[Start of section]
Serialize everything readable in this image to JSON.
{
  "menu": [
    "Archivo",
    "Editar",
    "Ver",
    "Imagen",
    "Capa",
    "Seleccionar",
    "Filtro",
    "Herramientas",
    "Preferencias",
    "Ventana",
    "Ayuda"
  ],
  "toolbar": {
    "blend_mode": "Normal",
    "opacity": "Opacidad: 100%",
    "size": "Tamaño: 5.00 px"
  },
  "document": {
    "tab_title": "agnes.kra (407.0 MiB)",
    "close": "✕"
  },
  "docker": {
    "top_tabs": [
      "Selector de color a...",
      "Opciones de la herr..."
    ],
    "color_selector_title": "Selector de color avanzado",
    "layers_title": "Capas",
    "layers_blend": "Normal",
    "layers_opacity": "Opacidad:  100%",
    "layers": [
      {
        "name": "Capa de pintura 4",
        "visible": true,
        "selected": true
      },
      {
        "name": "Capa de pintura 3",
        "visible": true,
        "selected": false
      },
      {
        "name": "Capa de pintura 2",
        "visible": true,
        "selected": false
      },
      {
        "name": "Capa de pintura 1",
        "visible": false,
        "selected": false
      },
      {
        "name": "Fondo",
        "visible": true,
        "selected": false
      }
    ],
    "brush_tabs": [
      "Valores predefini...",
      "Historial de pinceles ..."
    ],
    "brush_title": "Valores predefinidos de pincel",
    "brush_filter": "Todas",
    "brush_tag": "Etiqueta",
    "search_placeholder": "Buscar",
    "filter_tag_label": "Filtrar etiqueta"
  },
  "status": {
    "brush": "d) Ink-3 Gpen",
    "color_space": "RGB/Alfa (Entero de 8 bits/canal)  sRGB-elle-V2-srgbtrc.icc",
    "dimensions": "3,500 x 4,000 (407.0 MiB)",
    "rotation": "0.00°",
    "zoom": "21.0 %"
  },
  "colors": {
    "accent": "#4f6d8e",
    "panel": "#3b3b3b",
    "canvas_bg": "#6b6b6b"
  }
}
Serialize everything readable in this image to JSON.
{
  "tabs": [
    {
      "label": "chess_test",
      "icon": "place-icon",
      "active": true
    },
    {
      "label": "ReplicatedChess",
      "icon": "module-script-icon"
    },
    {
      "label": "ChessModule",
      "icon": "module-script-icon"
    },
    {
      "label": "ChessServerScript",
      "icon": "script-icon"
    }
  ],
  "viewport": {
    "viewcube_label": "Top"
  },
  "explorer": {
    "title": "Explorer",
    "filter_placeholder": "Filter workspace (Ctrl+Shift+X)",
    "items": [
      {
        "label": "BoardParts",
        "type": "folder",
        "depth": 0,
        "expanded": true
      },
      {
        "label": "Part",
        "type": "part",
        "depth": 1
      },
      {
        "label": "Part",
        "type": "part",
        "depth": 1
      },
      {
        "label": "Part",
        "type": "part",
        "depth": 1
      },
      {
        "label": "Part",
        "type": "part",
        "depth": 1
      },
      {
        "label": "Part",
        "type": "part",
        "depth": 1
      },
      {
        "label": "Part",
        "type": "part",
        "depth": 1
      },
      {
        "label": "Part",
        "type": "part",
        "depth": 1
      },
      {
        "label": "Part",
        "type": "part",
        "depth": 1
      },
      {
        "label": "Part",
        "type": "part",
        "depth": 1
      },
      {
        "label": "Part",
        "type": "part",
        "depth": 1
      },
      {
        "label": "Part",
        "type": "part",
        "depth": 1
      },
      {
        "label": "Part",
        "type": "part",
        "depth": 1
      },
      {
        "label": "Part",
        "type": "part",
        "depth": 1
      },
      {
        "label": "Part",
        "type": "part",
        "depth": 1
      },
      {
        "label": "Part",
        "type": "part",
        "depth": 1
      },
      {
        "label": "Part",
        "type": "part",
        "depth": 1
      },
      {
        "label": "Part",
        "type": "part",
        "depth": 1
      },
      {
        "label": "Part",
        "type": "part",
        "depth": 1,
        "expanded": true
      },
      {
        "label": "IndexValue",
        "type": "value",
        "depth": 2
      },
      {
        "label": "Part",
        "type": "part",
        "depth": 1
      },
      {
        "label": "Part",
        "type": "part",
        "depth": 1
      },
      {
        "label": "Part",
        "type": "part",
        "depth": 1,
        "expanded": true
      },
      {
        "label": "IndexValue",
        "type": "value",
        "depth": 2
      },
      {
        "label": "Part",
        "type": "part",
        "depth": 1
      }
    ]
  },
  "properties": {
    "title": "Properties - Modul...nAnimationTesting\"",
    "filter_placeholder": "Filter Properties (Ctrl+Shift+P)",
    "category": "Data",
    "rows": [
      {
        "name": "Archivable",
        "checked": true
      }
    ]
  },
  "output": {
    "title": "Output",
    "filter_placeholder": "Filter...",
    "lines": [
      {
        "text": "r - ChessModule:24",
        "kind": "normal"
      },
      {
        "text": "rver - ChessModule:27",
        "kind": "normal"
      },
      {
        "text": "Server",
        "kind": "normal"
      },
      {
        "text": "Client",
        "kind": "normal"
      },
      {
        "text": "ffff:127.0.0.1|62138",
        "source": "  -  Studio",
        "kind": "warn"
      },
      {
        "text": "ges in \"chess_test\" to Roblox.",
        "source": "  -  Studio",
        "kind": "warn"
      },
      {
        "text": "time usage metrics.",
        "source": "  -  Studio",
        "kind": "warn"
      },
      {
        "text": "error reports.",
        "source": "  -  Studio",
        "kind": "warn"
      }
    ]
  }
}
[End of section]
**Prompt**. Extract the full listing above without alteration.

**Finished task**.
Serialize everything readable in this image to JSON.
{
  "menu": [
    "Archivo",
    "Editar",
    "Ver",
    "Imagen",
    "Capa",
    "Seleccionar",
    "Filtro",
    "Herramientas",
    "Preferencias",
    "Ventana",
    "Ayuda"
  ],
  "toolbar": {
    "blend_mode": "Normal",
    "opacity": "Opacidad: 100%",
    "size": "Tamaño: 5.00 px"
  },
  "document": {
    "tab_title": "agnes.kra (407.0 MiB)",
    "close": "✕"
  },
  "docker": {
    "top_tabs": [
      "Selector de color a...",
      "Opciones de la herr..."
    ],
    "color_selector_title": "Selector de color avanzado",
    "layers_title": "Capas",
    "layers_blend": "Normal",
    "layers_opacity": "Opacidad:  100%",
    "layers": [
      {
        "name": "Capa de pintura 4",
        "visible": true,
        "selected": true
      },
      {
        "name": "Capa de pintura 3",
        "visible": true,
        "selected": false
      },
      {
        "name": "Capa de pintura 2",
        "visible": true,
        "selected": false
      },
      {
        "name": "Capa de pintura 1",
        "visible": false,
        "selected": false
      },
      {
        "name": "Fondo",
        "visible": true,
        "selected": false
      }
    ],
    "brush_tabs": [
      "Valores predefini...",
      "Historial de pinceles ..."
    ],
    "brush_title": "Valores predefinidos de pincel",
    "brush_filter": "Todas",
    "brush_tag": "Etiqueta",
    "search_placeholder": "Buscar",
    "filter_tag_label": "Filtrar etiqueta"
  },
  "status": {
    "brush": "d) Ink-3 Gpen",
    "color_space": "RGB/Alfa (Entero de 8 bits/canal)  sRGB-elle-V2-srgbtrc.icc",
    "dimensions": "3,500 x 4,000 (407.0 MiB)",
    "rotation": "0.00°",
    "zoom": "21.0 %"
  },
  "colors": {
    "accent": "#4f6d8e",
    "panel": "#3b3b3b",
    "canvas_bg": "#6b6b6b"
  }
}
Serialize everything readable in this image to JSON.
{
  "tabs": [
    {
      "label": "chess_test",
      "icon": "place-icon",
      "active": true
    },
    {
      "label": "ReplicatedChess",
      "icon": "module-script-icon"
    },
    {
      "label": "ChessModule",
      "icon": "module-script-icon"
    },
    {
      "label": "ChessServerScript",
      "icon": "script-icon"
    }
  ],
  "viewport": {
    "viewcube_label": "Top"
  },
  "explorer": {
    "title": "Explorer",
    "filter_placeholder": "Filter workspace (Ctrl+Shift+X)",
    "items": [
      {
        "label": "BoardParts",
        "type": "folder",
        "depth": 0,
        "expanded": true
      },
      {
        "label": "Part",
        "type": "part",
        "depth": 1
      },
      {
        "label": "Part",
        "type": "part",
        "depth": 1
      },
      {
        "label": "Part",
        "type": "part",
        "depth": 1
      },
      {
        "label": "Part",
        "type": "part",
        "depth": 1
      },
      {
        "label": "Part",
        "type": "part",
        "depth": 1
      },
      {
        "label": "Part",
        "type": "part",
        "depth": 1
      },
      {
        "label": "Part",
        "type": "part",
        "depth": 1
      },
      {
        "label": "Part",
        "type": "part",
        "depth": 1
      },
      {
        "label": "Part",
        "type": "part",
        "depth": 1
      },
      {
        "label": "Part",
        "type": "part",
        "depth": 1
      },
      {
        "label": "Part",
        "type": "part",
        "depth": 1
      },
      {
        "label": "Part",
        "type": "part",
        "depth": 1
      },
      {
        "label": "Part",
        "type": "part",
        "depth": 1
      },
      {
        "label": "Part",
        "type": "part",
        "depth": 1
      },
      {
        "label": "Part",
        "type": "part",
        "depth": 1
      },
      {
        "label": "Part",
        "type": "part",
        "depth": 1
      },
      {
        "label": "Part",
        "type": "part",
        "depth": 1
      },
      {
        "label": "Part",
        "type": "part",
        "depth": 1,
        "expanded": true
      },
      {
        "label": "IndexValue",
        "type": "value",
        "depth": 2
      },
      {
        "label": "Part",
        "type": "part",
        "depth": 1
      },
      {
        "label": "Part",
        "type": "part",
        "depth": 1
      },
      {
        "label": "Part",
        "type": "part",
        "depth": 1,
        "expanded": true
      },
      {
        "label": "IndexValue",
        "type": "value",
        "depth": 2
      },
      {
        "label": "Part",
        "type": "part",
        "depth": 1
      }
    ]
  },
  "properties": {
    "title": "Properties - Modul...nAnimationTesting\"",
    "filter_placeholder": "Filter Properties (Ctrl+Shift+P)",
    "category": "Data",
    "rows": [
      {
        "name": "Archivable",
        "checked": true
      }
    ]
  },
  "output": {
    "title": "Output",
    "filter_placeholder": "Filter...",
    "lines": [
      {
        "text": "r - ChessModule:24",
        "kind": "normal"
      },
      {
        "text": "rver - ChessModule:27",
        "kind": "normal"
      },
      {
        "text": "Server",
        "kind": "normal"
      },
      {
        "text": "Client",
        "kind": "normal"
      },
      {
        "text": "ffff:127.0.0.1|62138",
        "source": "  -  Studio",
        "kind": "warn"
      },
      {
        "text": "ges in \"chess_test\" to Roblox.",
        "source": "  -  Studio",
        "kind": "warn"
      },
      {
        "text": "time usage metrics.",
        "source": "  -  Studio",
        "kind": "warn"
      },
      {
        "text": "error reports.",
        "source": "  -  Studio",
        "kind": "warn"
      }
    ]
  }
}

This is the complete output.